The six-month grace period for many student loans is about to expire for new college graduates. If the past is any guide, many people will miss their first payment and some will end up defaulting on their loans—even though there’s usually no good reason for that to happen.
The stakes are high: even a single missed payment on a credit account can damage an individual’s credit scores, although many loan servicers don’t report delinquencies until borrowers are 90 days or more overdue. Borrowers who default—failing to pay for nine months or more—face having some of their wages and all of their tax refunds seized by the government.
Yet many borrowers may have already lost track of what they owe, and their lenders may have lost track of them because of address or email changes.
That’s still no excuse for not paying.
Borrowers shouldn’t wait to get a bill before making plans to repay the debt. Instead, here’s how new graduates should tackle their student loans:

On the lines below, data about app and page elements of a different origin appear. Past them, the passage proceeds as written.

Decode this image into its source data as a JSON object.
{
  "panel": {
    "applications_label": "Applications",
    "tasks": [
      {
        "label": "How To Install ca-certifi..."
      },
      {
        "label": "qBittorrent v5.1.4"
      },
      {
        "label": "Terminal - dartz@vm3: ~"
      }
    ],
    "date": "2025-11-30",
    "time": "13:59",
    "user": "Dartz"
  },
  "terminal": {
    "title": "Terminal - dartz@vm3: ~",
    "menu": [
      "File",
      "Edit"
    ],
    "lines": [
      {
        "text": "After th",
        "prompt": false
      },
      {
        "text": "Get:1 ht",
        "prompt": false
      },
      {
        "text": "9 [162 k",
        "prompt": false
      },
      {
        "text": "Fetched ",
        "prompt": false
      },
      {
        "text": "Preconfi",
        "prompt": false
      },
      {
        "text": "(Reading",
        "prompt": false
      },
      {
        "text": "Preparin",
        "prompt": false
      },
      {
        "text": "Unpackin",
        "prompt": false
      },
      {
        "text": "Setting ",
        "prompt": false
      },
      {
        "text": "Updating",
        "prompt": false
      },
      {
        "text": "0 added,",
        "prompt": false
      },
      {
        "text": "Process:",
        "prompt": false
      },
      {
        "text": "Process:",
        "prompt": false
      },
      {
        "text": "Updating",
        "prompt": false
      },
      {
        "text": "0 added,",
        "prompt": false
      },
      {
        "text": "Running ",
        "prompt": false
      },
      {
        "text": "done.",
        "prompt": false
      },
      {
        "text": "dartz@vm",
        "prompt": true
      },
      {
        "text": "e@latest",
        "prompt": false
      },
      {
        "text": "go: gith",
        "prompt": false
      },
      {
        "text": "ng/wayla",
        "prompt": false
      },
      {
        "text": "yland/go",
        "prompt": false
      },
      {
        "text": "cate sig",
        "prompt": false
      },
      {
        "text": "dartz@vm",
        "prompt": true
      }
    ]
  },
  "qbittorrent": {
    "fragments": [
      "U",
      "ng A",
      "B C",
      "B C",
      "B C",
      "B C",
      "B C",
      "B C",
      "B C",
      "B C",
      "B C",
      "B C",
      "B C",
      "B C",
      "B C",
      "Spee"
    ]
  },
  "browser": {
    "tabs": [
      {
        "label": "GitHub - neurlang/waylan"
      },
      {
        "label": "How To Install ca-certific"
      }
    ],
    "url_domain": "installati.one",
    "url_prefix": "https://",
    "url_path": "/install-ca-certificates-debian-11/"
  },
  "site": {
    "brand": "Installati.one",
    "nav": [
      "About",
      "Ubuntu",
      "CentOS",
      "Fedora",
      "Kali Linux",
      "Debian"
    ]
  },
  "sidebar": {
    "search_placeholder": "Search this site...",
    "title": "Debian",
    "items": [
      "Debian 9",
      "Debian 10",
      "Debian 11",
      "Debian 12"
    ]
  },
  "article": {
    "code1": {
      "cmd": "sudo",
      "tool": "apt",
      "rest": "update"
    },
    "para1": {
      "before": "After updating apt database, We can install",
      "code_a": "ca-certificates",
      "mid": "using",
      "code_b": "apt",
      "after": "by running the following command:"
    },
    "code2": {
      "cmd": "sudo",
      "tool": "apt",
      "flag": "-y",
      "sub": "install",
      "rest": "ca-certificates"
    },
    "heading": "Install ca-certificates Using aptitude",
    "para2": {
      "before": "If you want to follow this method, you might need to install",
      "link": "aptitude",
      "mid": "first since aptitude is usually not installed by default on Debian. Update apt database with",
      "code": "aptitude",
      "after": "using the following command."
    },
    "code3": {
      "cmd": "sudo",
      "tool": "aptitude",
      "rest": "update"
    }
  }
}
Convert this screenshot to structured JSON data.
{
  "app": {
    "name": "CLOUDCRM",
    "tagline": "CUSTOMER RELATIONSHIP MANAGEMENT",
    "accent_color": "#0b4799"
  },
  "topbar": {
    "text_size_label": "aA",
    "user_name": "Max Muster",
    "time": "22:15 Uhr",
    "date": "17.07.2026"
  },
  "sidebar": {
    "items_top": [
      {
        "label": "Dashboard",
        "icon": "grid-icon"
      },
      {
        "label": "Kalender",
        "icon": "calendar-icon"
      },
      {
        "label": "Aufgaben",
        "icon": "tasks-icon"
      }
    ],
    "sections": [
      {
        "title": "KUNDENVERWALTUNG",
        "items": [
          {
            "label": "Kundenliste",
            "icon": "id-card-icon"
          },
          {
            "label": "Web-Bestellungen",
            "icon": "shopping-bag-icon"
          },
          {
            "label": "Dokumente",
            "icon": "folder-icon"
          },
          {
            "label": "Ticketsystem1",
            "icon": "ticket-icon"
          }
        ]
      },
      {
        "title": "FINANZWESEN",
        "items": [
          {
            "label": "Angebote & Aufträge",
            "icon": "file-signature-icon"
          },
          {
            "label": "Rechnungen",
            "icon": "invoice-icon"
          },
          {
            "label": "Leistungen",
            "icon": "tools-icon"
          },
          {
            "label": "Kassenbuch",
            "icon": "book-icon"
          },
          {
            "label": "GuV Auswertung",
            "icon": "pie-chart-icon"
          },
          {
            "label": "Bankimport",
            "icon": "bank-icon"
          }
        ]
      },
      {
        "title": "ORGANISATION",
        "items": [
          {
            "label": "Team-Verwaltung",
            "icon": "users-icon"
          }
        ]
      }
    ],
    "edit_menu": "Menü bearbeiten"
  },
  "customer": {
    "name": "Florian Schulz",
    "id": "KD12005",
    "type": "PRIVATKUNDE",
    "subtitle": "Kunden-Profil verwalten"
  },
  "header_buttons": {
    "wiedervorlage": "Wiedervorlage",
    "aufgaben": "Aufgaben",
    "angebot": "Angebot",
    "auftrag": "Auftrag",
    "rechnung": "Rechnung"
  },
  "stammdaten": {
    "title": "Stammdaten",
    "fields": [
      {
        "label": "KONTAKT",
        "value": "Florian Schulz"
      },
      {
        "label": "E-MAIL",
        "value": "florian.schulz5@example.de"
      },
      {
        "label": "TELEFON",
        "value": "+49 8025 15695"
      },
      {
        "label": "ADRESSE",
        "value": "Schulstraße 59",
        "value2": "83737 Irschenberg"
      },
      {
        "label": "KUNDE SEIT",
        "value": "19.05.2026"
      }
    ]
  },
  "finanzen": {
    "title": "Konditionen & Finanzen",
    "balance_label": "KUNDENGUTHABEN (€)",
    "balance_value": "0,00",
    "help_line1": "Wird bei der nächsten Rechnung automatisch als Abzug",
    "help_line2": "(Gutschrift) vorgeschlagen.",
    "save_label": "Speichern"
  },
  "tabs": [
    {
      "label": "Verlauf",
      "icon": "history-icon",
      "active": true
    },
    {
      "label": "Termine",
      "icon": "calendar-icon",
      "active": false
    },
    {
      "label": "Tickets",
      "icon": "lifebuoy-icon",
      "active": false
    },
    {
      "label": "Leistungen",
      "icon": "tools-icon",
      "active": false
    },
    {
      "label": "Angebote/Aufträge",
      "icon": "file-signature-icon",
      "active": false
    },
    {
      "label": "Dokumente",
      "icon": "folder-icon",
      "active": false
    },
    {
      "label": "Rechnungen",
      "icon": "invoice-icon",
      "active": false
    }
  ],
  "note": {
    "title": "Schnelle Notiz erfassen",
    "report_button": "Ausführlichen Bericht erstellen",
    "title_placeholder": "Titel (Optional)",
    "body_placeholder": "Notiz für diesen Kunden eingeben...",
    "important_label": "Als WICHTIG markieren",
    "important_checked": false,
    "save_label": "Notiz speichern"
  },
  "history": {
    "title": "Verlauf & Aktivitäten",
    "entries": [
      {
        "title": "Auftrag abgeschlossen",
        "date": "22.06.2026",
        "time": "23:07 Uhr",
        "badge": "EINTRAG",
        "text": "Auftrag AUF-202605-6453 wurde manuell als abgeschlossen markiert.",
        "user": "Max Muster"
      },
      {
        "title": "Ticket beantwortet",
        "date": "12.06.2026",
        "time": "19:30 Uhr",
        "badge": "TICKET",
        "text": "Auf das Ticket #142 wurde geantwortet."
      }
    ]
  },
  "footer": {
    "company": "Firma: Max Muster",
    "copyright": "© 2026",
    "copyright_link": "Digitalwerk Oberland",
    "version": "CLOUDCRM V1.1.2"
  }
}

1. Know what you owe
The typical borrower with student loan debt has four loans, according to a recent Experian study, and it’s not unusual to accumulate far more.
A borrower’s first task is to make a list of every loan, including the balance owed, the type of loan (federal or private), the date the first payment is due and the servicer, or the company designated to take your payments.
Borrowers should check the National Student Loan Data System for any federal loans they may have forgotten or for which they need more information. To uncover private loans, borrowers should get copies of their credit reports from AnnualCreditReport.com.
Recent federal loans have names that include Direct, Perkins, Stafford, PLUS, or Grad PLUS. Older loans include Federal Family Education Loan (FFEL). Private loans are typically issued by banks, credit unions, colleges, or non-profits.
2. Reach out for help
Borrowers typically can get access to their loan accounts online, and doing so can make managing multiple loans easier. Graduates should take the time to update their addresses and emails with the loan servicers so that they don’t miss critical communications.
3. Explore payment options
Income-based repayment plans, along with generous deferral and forbearance options that offer payment relief for up to three years, can keep the vast majority of federal student loan borrowers from defaulting, says Reyna Gobel, author of the book CliffsNotes Graduation Debt.
Private student loans offer fewer options for strapped borrowers. But some forbearance or deferral is typically available for those who are unemployed or facing other economic setbacks.
Even graduates who can manage their first payments should investigate alternatives.
Pay as You Earn, a federal income-based program, could lower payments to less than 10% of the borrower’s income—and those who work in public service jobs could be eligible for forgiveness of any remaining balances after 10 years of payments. (Those who work in non-public service jobs can get forgiveness after 20 to 25 years, depending on when the debt was incurred.)
If you’re unemployed or not earning much, Pay as You Earn can lower your payment to zero—while still keeping you out of default. Extended and graduated payment programs also can make payments more manageable. For more information, check the Department of Education’s student aid site and the Consumer Financial Protection Bureau’s Repay Student Debt tool.
4. Research consolidation
Consolidation used to be a way to lower interest rates on federal debt and make one payment instead of several. Today, federal student loans offer fixed rates, and consolidation merely offers a weighted average of those rates.
Plus, many borrowers now have just one servicer even if they have several federal loans, so they may already have the convenience of a single payment. The best reason to consolidate may be to opt for lower payments by choosing a longer payback period—15, 20, or 30 years instead of the typical 10 years, for example. But that increases the total cost of the loan.
The Student Loan Borrowers Assistance site has information about the pros and cons of consolidation.
One good reason for taking longer to pay back federal loans is to free up more money to pay off private loans, which typically have variable interest rates and few consumer protections.
Private loans cannot be included in a federal student loan consolidation. A few lenders offer private consolidation or refinancing that can include federal student loans, but borrowers could lose critical protections if they turn federal debt into private debt.
5. Rethink aggressive payment plans
Borrowers with decent incomes may be tempted to throw every available dollar at their debt. While this may decrease the interest they pay, they could be poorer in the long run if they don’t take advantage of opportunities to save.
Another problem with rapid debt repayment is a potential loss of financial flexibility. Money paid to student lenders is gone for good, unlike money accumulated in savings. A layoff or other economic setback could leave the borrower scrambling for cash.
6. Know where to find help
Borrowers should first contact their loan servicers to try to resolve any disputes. If that doesn’t work, borrowers can contact the Federal Student Aid Ombudsman for help with federal loans. For private loans or problems with servicers, complaints can be lodged with the Consumer Financial Protection Bureau.